The two airlines already belong to different networks and aviation experts opine that how this issue will be addressed is bound to be a challenge.
Kenya Airways is a member of the Sky Team — the second-largest airline network — while South African carrier belongs to Star Alliance, so far the largest of the three major aviation clubs with a membership of 28 airlines.
The partnership of the two carriers had been announced sometime in November. However, it came as a surprise on December 31 when President Uhuru Kenyatta said the two airlines will combine their assets to form a Pan-African carrier, becoming a high ranking member in the planned merger.
“To boost tourism, trade, and social engagement; and to bolster continental integration; our national carrier Kenya Airways will join hands with our partners in South Africa to establish a Pan-African Airline with unmatched continental reach and global coverage,” said Mr Kenyatta in the New Year address.
The two carriers have remained tightlipped on their mode of operation once they join hands.
It is believed the merger deal was sealed when Mr Kenyatta recently visited South Africa and that operations are expected to commence next year.
“We are all in the dark over this deal. No one knows the kind of partnership that the two will join,” said an aviation expert.
Alliance membership is an important association in airlines as it comes with a number of benefits. Members of the same alliance can establish a code-sharing where they agree to conduct bookings on behalf of a certain carrier and connect passengers from a given country to their final destination.
For instance, a passenger travelling from Nairobi on a KLM flight to the US can connect to America through a Delta flight, which are both members of the Sky Team alliance.
Questions also linger on what will happen to the loyalty miles that customers have accumulated over the years and whether those points will be accepted by other airlines after these two carriers quit their respective alliances.
Passengers normally accumulate points when they are travelling with a given airline and those points can be redeemed in any of the carriers as long as they are in the same membership.
In 2020, South Africa granted Kenya Airways a third freedom right, allowing it to fly cargo from Johannesburg to other cities in Southern African countries without returning to its hub in Nairobi.
The partnership between the two carriers comes at a time when they are both struggling financially.

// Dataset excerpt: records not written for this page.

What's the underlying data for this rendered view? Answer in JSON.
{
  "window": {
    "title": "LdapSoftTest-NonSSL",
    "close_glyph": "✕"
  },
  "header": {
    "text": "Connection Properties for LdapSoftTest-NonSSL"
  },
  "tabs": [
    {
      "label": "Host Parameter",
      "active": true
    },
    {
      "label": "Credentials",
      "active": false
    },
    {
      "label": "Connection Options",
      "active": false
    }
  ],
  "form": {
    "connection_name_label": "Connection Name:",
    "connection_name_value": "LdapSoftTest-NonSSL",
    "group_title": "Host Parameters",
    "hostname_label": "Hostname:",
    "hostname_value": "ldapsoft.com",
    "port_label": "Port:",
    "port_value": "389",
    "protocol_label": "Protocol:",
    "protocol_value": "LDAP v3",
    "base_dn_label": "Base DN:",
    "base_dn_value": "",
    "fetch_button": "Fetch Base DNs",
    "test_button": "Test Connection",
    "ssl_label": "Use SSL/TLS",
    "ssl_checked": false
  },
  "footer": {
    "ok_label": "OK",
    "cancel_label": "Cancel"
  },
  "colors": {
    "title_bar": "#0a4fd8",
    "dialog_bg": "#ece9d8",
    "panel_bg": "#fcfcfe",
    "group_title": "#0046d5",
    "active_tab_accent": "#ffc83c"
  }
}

SAA was declared bankrupt a while back, a move that saw it ground its services for months before resuming again last year.
Kenya Airways has been on a loss-making streak long before even the coronavirus crisis hit the aviation sector.
The carrier lost more than $100 million in the six-month period that ended June 30, 2021, losses that the national carrier attributed to Covid-19 pandemic.
It is expected that the partnership will improve the financial viability of the two airlines. Customers will also benefit from more competitive price offering for both passenger and cargo segment.
Kenya Airways signed a Strategic Partnership Framework with South African Airways last November, which formed a key milestone towards co-starting a Pan African Airline Group by 2023.
The partnership framework followed the Memorandum of Cooperation that the two airlines signed in September to foster the exchange of knowledge, expertise, innovation, digital technologies, and best practice between the two.
The signing of the Strategic Partnership Framework by the two African airlines will see both airlines work together to increase passenger traffic, cargo opportunities, and general trade by taking advantage of strengths in South Africa, Kenya, and Africa.